The majority of people have four third molars—or wisdom teeth — which usually appear between the ages of 17 and 24. Extractions of wisdom teeth are recommended when the jaw becomes crowded and other teeth are affected, the wisdom tooth becomes impacted or misaligned, or other serious issues develop such as infection or a cyst.
Children 18 years and younger are eligible for a screening Panorex (x-ray) and wisdom teeth that should be removed can be with or without IV sedation as a covered expense under Medicaid.
Wisdom teeth are easier to remove when the patient is younger, since their roots are not completely formed, the surrounding bone is softer, and there is less chance of damaging nearby nerves or other structures. Removal of wisdom teeth at a later age becomes more complicated as the roots have fully developed (may involve the nerve), and the jawbone is denser.
A local anesthetic is used to numb the area surrounding the wisdom tooth. In addition, intravenous sedation may be used. It is recommended that patients do not eat or drink six hours before surgery.
After surgery, cotton gauze is placed over the wound to stop bleeding. Dissolvable stitches may be used if necessary.

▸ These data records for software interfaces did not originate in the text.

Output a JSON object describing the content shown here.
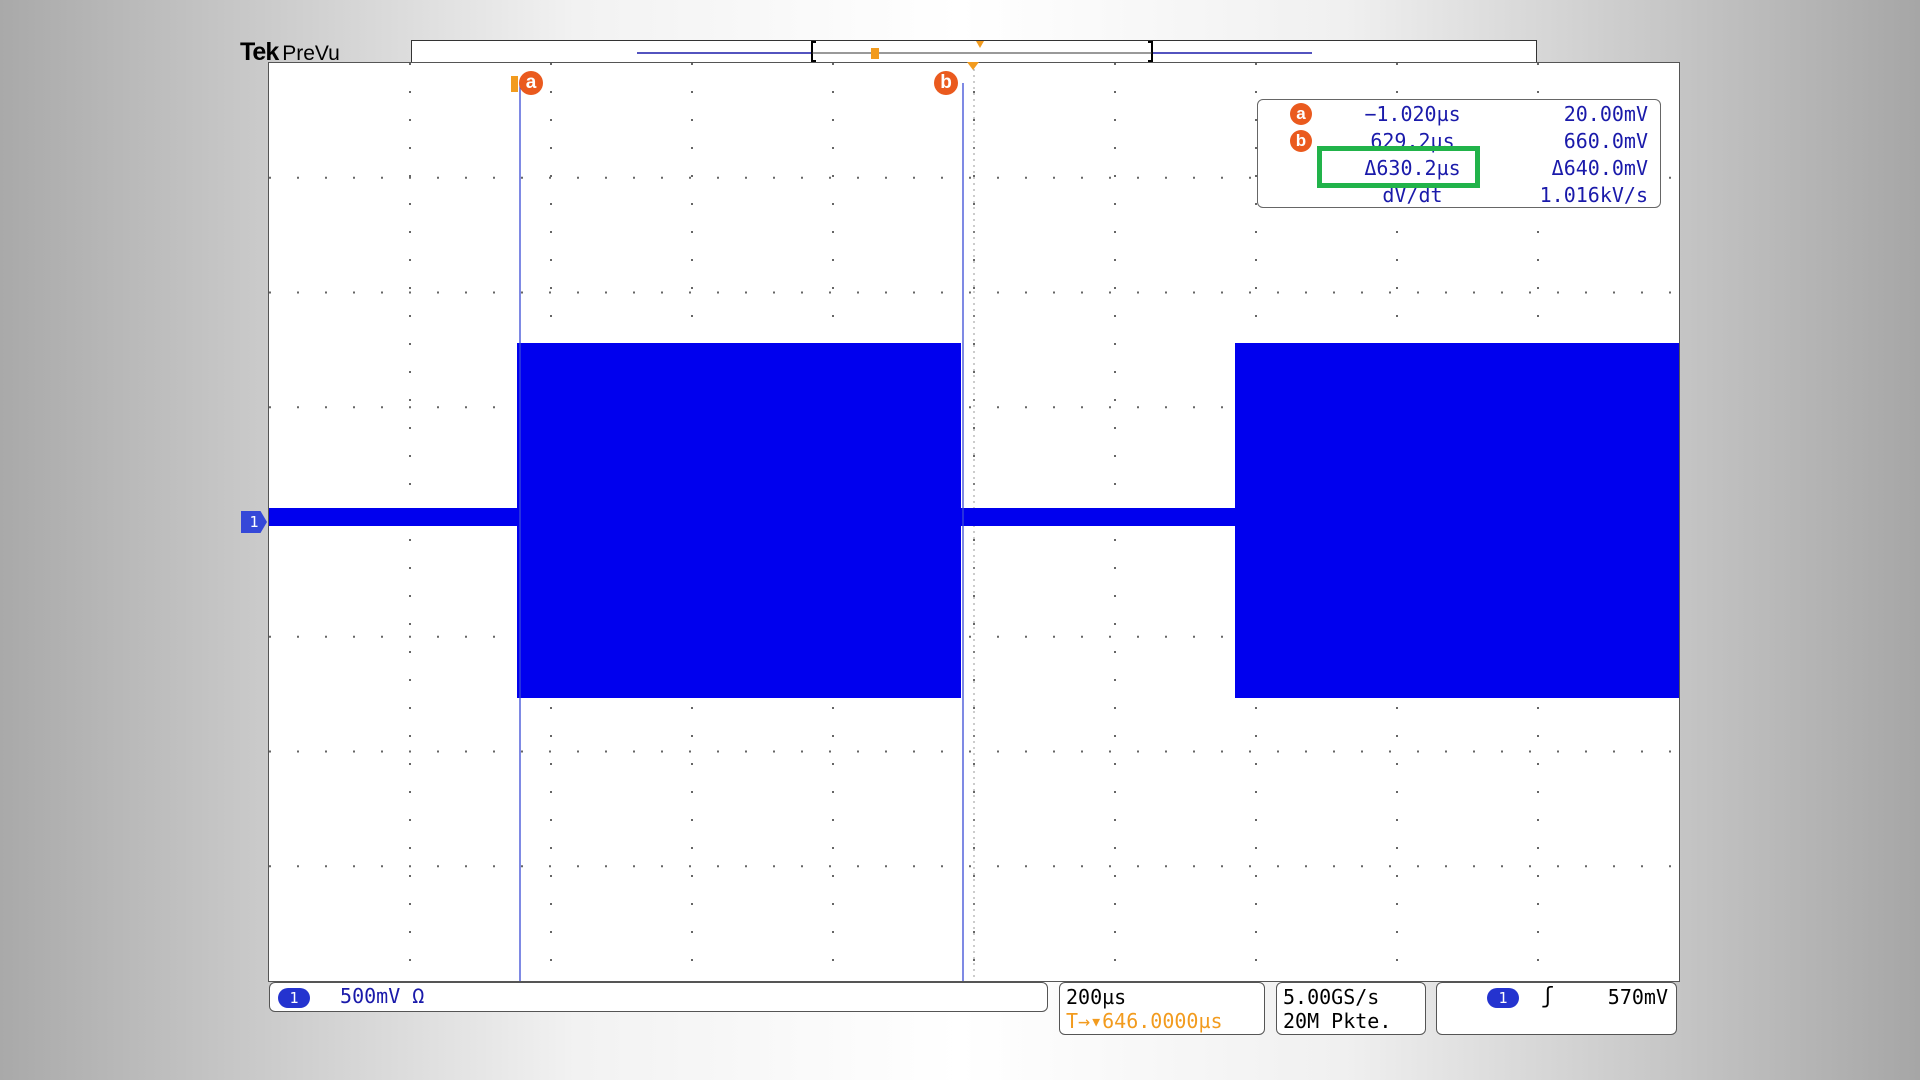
{
  "header": {
    "brand": "Tek",
    "mode": "PreVu"
  },
  "cursors": {
    "a_label": "a",
    "b_label": "b"
  },
  "measurements": {
    "rows": [
      {
        "badge": "a",
        "time": "−1.020µs",
        "volt": "20.00mV"
      },
      {
        "badge": "b",
        "time": "629.2µs",
        "volt": "660.0mV"
      },
      {
        "badge": "",
        "time": "Δ630.2µs",
        "volt": "Δ640.0mV"
      },
      {
        "badge": "",
        "time": "dV/dt",
        "volt": "1.016kV/s"
      }
    ]
  },
  "channel_marker": "1",
  "status": {
    "channel_num": "1",
    "channel_scale": "500mV Ω",
    "timebase": "200µs",
    "trigger_position": "T→▾646.0000µs",
    "sample_rate": "5.00GS/s",
    "record_length": "20M Pkte.",
    "trigger_channel": "1",
    "trigger_slope_icon": "rising-edge-icon",
    "trigger_slope": "ʃ",
    "trigger_level": "570mV"
  },
  "colors": {
    "trace": "#0000ee",
    "cursor_badge": "#ea5a1e",
    "highlight": "#21b34a",
    "trigger": "#f29b1e"
  }
}
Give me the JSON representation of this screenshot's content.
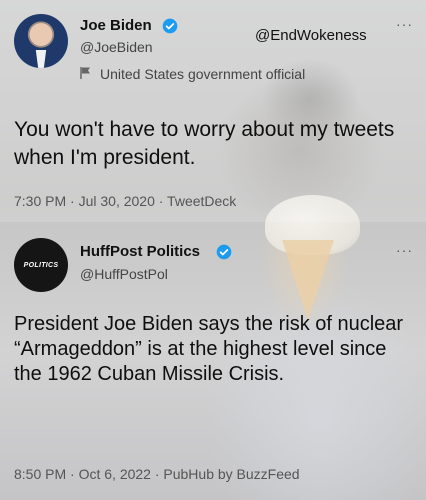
{
  "overlay": {
    "handle": "@EndWokeness"
  },
  "tweet1": {
    "author_name": "Joe Biden",
    "author_handle": "@JoeBiden",
    "label": "United States government official",
    "text": "You won't have to worry about my tweets when I'm president.",
    "meta": "7:30 PM · Jul 30, 2020 · TweetDeck",
    "more": "···"
  },
  "tweet2": {
    "avatar_text": "POLITICS",
    "author_name": "HuffPost Politics",
    "author_handle": "@HuffPostPol",
    "text": "President Joe Biden says the risk of nuclear “Armageddon” is at the highest level since the 1962 Cuban Missile Crisis.",
    "meta": "8:50 PM · Oct 6, 2022 · PubHub by BuzzFeed",
    "more": "···"
  },
  "colors": {
    "verified": "#1d9bf0"
  },
  "icons": [
    "verified-badge-icon",
    "flag-icon",
    "more-icon"
  ]
}
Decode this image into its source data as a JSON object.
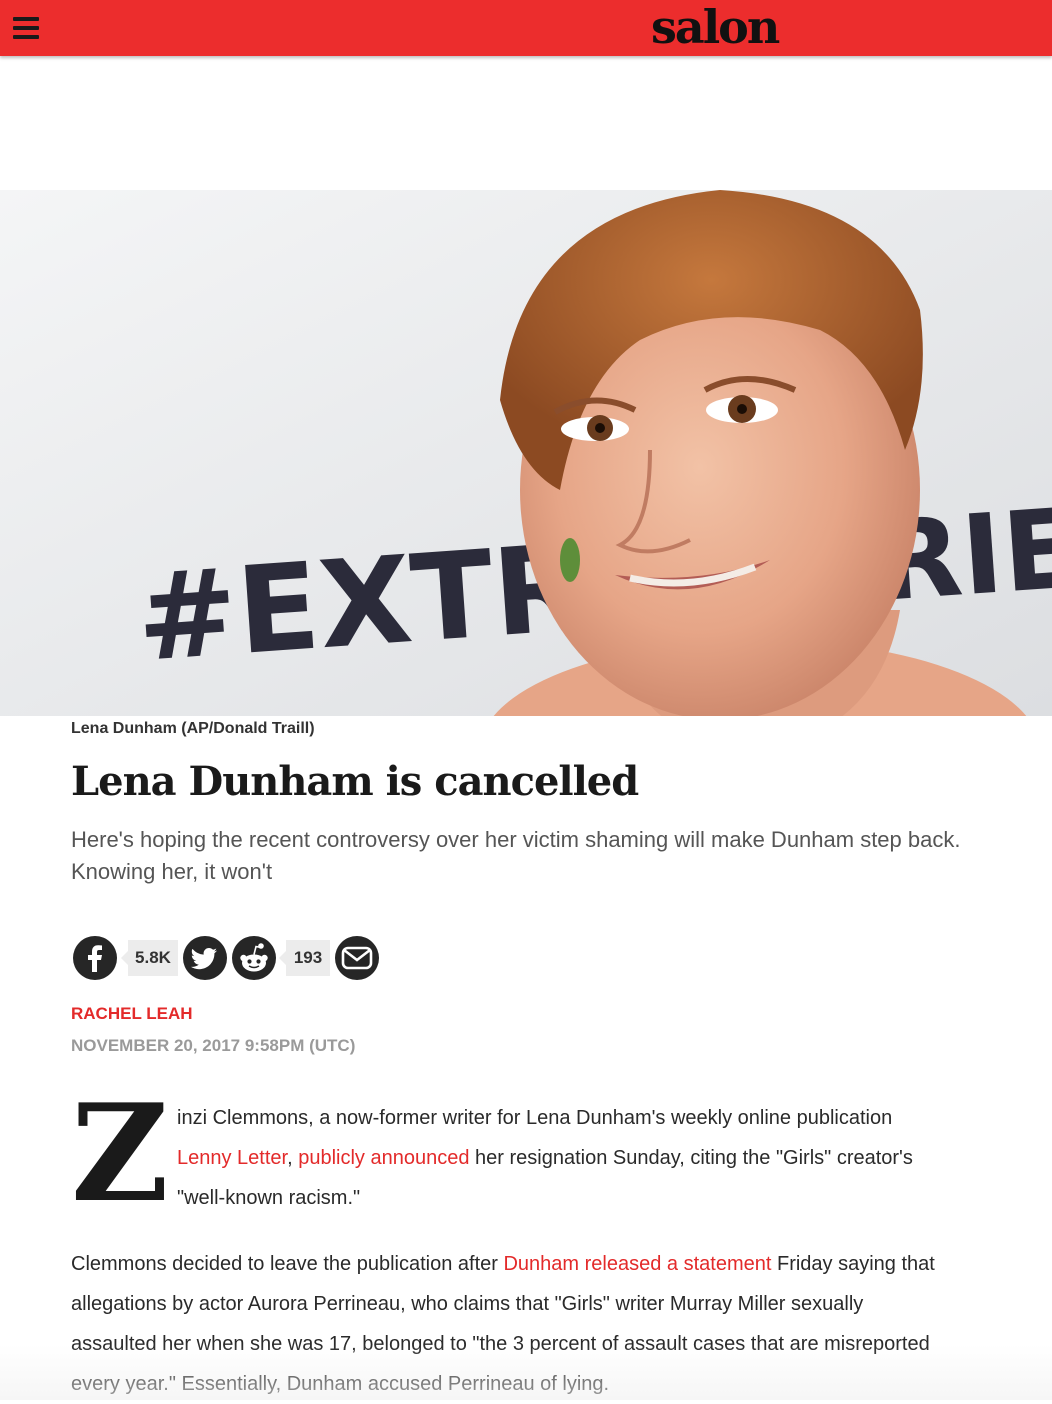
{
  "header": {
    "logo": "salon",
    "brand_color": "#ec2d2d"
  },
  "hero": {
    "caption": "Lena Dunham (AP/Donald Traill)",
    "backdrop_text": "#EXTRA",
    "backdrop_text_right": "RIES"
  },
  "article": {
    "title": "Lena Dunham is cancelled",
    "dek": "Here's hoping the recent controversy over her victim shaming will make Dunham step back. Knowing her, it won't",
    "author": "RACHEL LEAH",
    "date": "NOVEMBER 20, 2017 9:58PM (UTC)",
    "dropcap": "Z",
    "p1": {
      "t1": "inzi Clemmons, a now-former writer for Lena Dunham's weekly online publication ",
      "link1": "Lenny Letter",
      "t2": ", ",
      "link2": "publicly announced",
      "t3": " her resignation Sunday, citing the \"Girls\" creator's \"well-known racism.\""
    },
    "p2": {
      "t1": "Clemmons decided to leave the publication after ",
      "link1": "Dunham released a statement",
      "t2": " Friday saying that allegations by actor Aurora Perrineau, who claims that \"Girls\" writer Murray Miller sexually assaulted her when she was 17, belonged to \"the 3 percent of assault cases that are misreported every year.\" Essentially, Dunham accused Perrineau of lying."
    }
  },
  "share": {
    "facebook_icon": "facebook-icon",
    "facebook_count": "5.8K",
    "twitter_icon": "twitter-icon",
    "reddit_icon": "reddit-icon",
    "reddit_count": "193",
    "email_icon": "email-icon"
  }
}
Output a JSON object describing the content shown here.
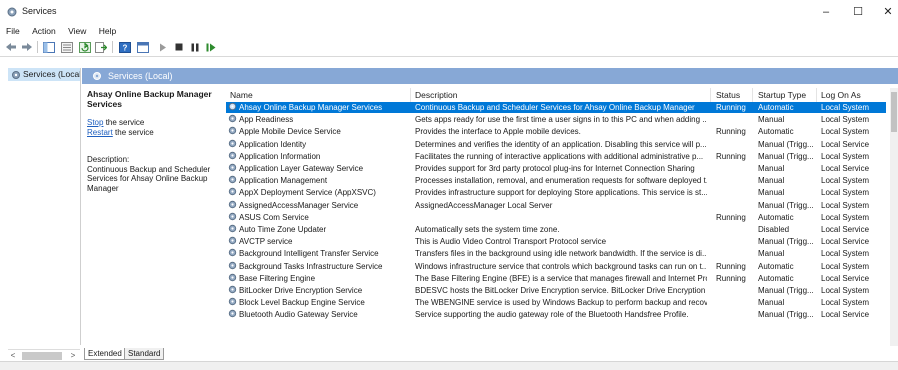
{
  "window": {
    "title": "Services",
    "controls": [
      "–",
      "☐",
      "✕"
    ]
  },
  "menu": [
    "File",
    "Action",
    "View",
    "Help"
  ],
  "toolbar_icons": [
    "back-icon",
    "forward-icon",
    "show-hide-tree-icon",
    "properties-icon",
    "refresh-icon",
    "export-list-icon",
    "help-icon",
    "console-icon",
    "start-service-icon",
    "stop-service-icon",
    "pause-service-icon",
    "resume-service-icon"
  ],
  "tree": {
    "item": "Services (Local"
  },
  "panel": {
    "header": "Services (Local)"
  },
  "description_pane": {
    "service_name": "Ahsay Online Backup Manager Services",
    "stop_link": "Stop",
    "stop_text": " the service",
    "restart_link": "Restart",
    "restart_text": " the service",
    "desc_label": "Description:",
    "desc_text": "Continuous Backup and Scheduler Services for Ahsay Online Backup Manager"
  },
  "columns": [
    "Name",
    "Description",
    "Status",
    "Startup Type",
    "Log On As"
  ],
  "rows": [
    {
      "name": "Ahsay Online Backup Manager Services",
      "description": "Continuous Backup and Scheduler Services for Ahsay Online Backup Manager",
      "status": "Running",
      "startup": "Automatic",
      "logon": "Local System",
      "selected": true
    },
    {
      "name": "App Readiness",
      "description": "Gets apps ready for use the first time a user signs in to this PC and when adding ...",
      "status": "",
      "startup": "Manual",
      "logon": "Local System"
    },
    {
      "name": "Apple Mobile Device Service",
      "description": "Provides the interface to Apple mobile devices.",
      "status": "Running",
      "startup": "Automatic",
      "logon": "Local System"
    },
    {
      "name": "Application Identity",
      "description": "Determines and verifies the identity of an application. Disabling this service will p...",
      "status": "",
      "startup": "Manual (Trigg...",
      "logon": "Local Service"
    },
    {
      "name": "Application Information",
      "description": "Facilitates the running of interactive applications with additional administrative p...",
      "status": "Running",
      "startup": "Manual (Trigg...",
      "logon": "Local System"
    },
    {
      "name": "Application Layer Gateway Service",
      "description": "Provides support for 3rd party protocol plug-ins for Internet Connection Sharing",
      "status": "",
      "startup": "Manual",
      "logon": "Local Service"
    },
    {
      "name": "Application Management",
      "description": "Processes installation, removal, and enumeration requests for software deployed t...",
      "status": "",
      "startup": "Manual",
      "logon": "Local System"
    },
    {
      "name": "AppX Deployment Service (AppXSVC)",
      "description": "Provides infrastructure support for deploying Store applications. This service is st...",
      "status": "",
      "startup": "Manual",
      "logon": "Local System"
    },
    {
      "name": "AssignedAccessManager Service",
      "description": "AssignedAccessManager Local Server",
      "status": "",
      "startup": "Manual (Trigg...",
      "logon": "Local System"
    },
    {
      "name": "ASUS Com Service",
      "description": "",
      "status": "Running",
      "startup": "Automatic",
      "logon": "Local System"
    },
    {
      "name": "Auto Time Zone Updater",
      "description": "Automatically sets the system time zone.",
      "status": "",
      "startup": "Disabled",
      "logon": "Local Service"
    },
    {
      "name": "AVCTP service",
      "description": "This is Audio Video Control Transport Protocol service",
      "status": "",
      "startup": "Manual (Trigg...",
      "logon": "Local Service"
    },
    {
      "name": "Background Intelligent Transfer Service",
      "description": "Transfers files in the background using idle network bandwidth. If the service is di...",
      "status": "",
      "startup": "Manual",
      "logon": "Local System"
    },
    {
      "name": "Background Tasks Infrastructure Service",
      "description": "Windows infrastructure service that controls which background tasks can run on t...",
      "status": "Running",
      "startup": "Automatic",
      "logon": "Local System"
    },
    {
      "name": "Base Filtering Engine",
      "description": "The Base Filtering Engine (BFE) is a service that manages firewall and Internet Prot...",
      "status": "Running",
      "startup": "Automatic",
      "logon": "Local Service"
    },
    {
      "name": "BitLocker Drive Encryption Service",
      "description": "BDESVC hosts the BitLocker Drive Encryption service. BitLocker Drive Encryption p...",
      "status": "",
      "startup": "Manual (Trigg...",
      "logon": "Local System"
    },
    {
      "name": "Block Level Backup Engine Service",
      "description": "The WBENGINE service is used by Windows Backup to perform backup and recov...",
      "status": "",
      "startup": "Manual",
      "logon": "Local System"
    },
    {
      "name": "Bluetooth Audio Gateway Service",
      "description": "Service supporting the audio gateway role of the Bluetooth Handsfree Profile.",
      "status": "",
      "startup": "Manual (Trigg...",
      "logon": "Local Service"
    }
  ],
  "tabs": [
    "Extended",
    "Standard"
  ],
  "tree_scroll": {
    "left": "<",
    "right": ">"
  },
  "colors": {
    "selection": "#0078d7",
    "header_band": "#87a8d6",
    "tree_selected": "#cde4f7",
    "link": "#1f5fbf"
  }
}
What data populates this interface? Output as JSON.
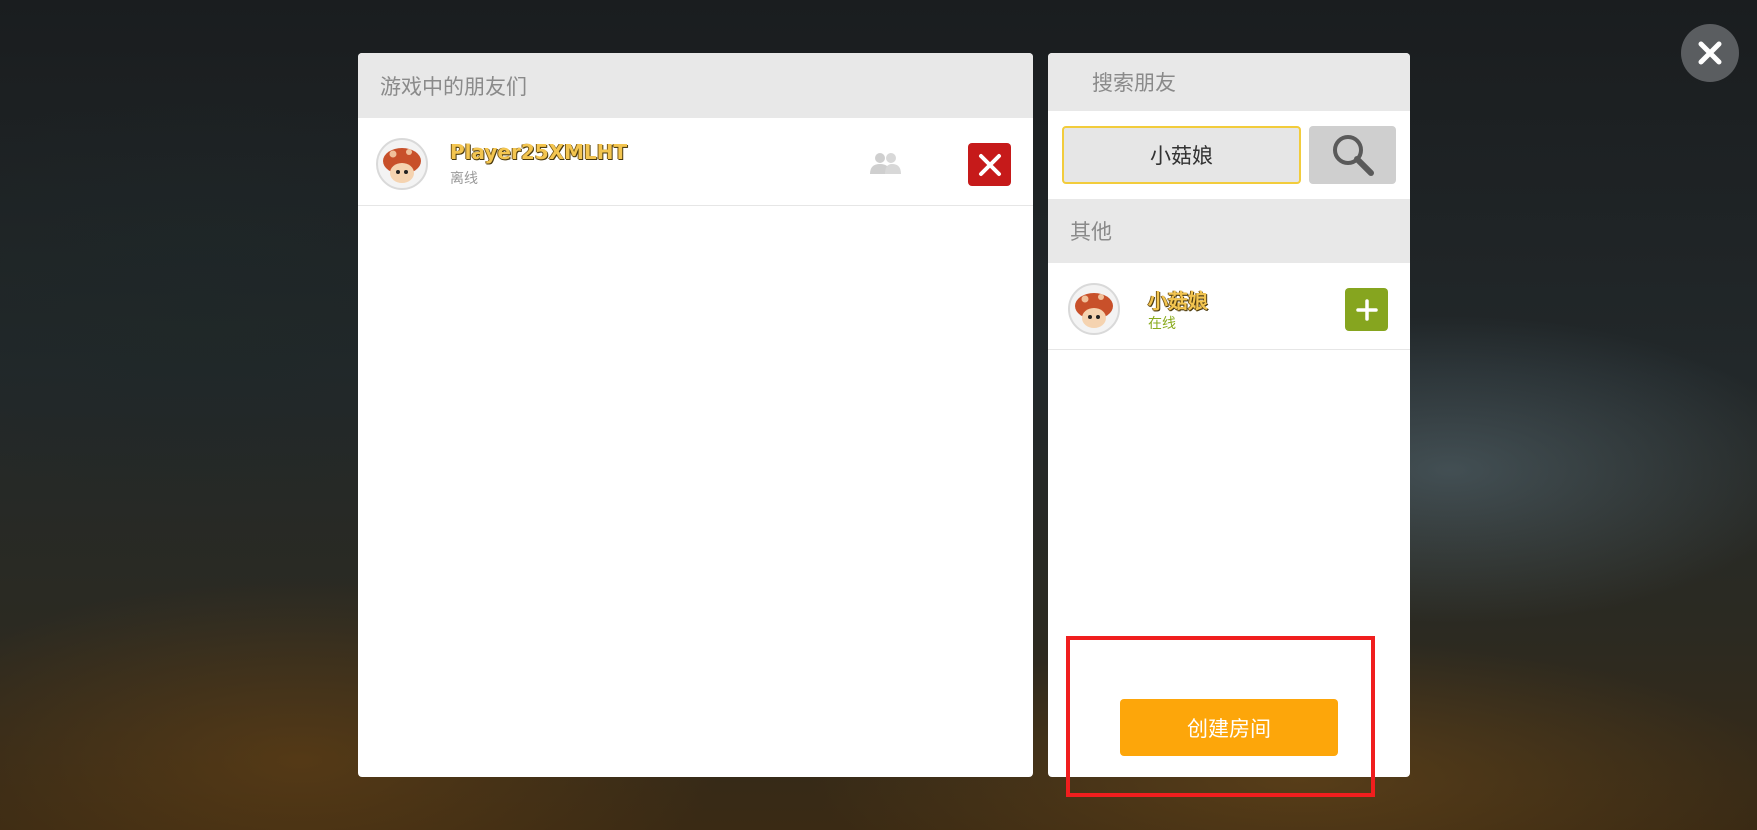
{
  "close_icon": "close-icon",
  "friends_panel": {
    "title": "游戏中的朋友们",
    "friends": [
      {
        "name": "Player25XMLHT",
        "status": "离线",
        "status_color": "#9a9a9a",
        "avatar_icon": "mushroom-avatar-icon",
        "invite_icon": "party-icon",
        "remove_icon": "remove-icon"
      }
    ]
  },
  "search_panel": {
    "title": "搜索朋友",
    "search_value": "小菇娘",
    "search_icon": "magnifier-icon",
    "section_title": "其他",
    "results": [
      {
        "name": "小菇娘",
        "status": "在线",
        "status_color": "#8aab1e",
        "avatar_icon": "mushroom-avatar-icon",
        "add_icon": "plus-icon"
      }
    ],
    "create_room_label": "创建房间"
  },
  "colors": {
    "accent_orange": "#fda60a",
    "remove_red": "#c61a1a",
    "add_green": "#86a51f",
    "name_gold": "#f3c550",
    "highlight_red": "#f01e1e"
  }
}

Recovery from wisdom teeth removal lasts approximately three days, although full healing may take several weeks or months. Acetaminophen or ibuprofen is recommended for pain. In some circumstances, more potent painkillers may be prescribed by your oral surgeon.
To speed up the healing process from wisdom teeth removal, bite gently on the cotton gauze and change the pads as necessary. If you still have bleeding after 24 hours, contact your oral surgeon. Keep your head propped on a pillow to decrease bleeding. Your mouth will be numb from the anesthesia, so be careful not to bite your lip, tongue, or cheek. Use an ice pack on the side of your face for periods of 15 minutes on and 15 minutes off for the first 24 hours after extraction. During the next two days use a warm washcloth on the side of your face in case of swelling. Rinse your mouth with warm saltwater. Do not use mouthwash.
During recovery your diet should consist of liquids and soft foods such as pudding or gelatin. Gradually add solid foods as healing progresses. Avoid hot liquids and alcohol for the first 24 hours after wisdom teeth removal surgery.
Do not use a straw or smoke. Sucking can loosen clots and increase bleeding. Smoking increases the risk of infection by germs and other cigarette contaminants. Avoid touching the area with your tongue or fingers, and be gentle when brushing your teeth and tongue. If necessary, stitches will be removed within a week.
Contact your oral surgeon if you experience:
• prolonged bleeding (more than 24 hours)
• dry socket (throbbing pain 3-5 days after surgery)
• difficulty opening your jaw (trismus)
• numbness (paresthesia) in the mouth or face
People with the following health issues may need to take antibiotics before and after surgery:
• heart defects
• liver disease
• weakened immune system
• artificial joints
• history of endocarditis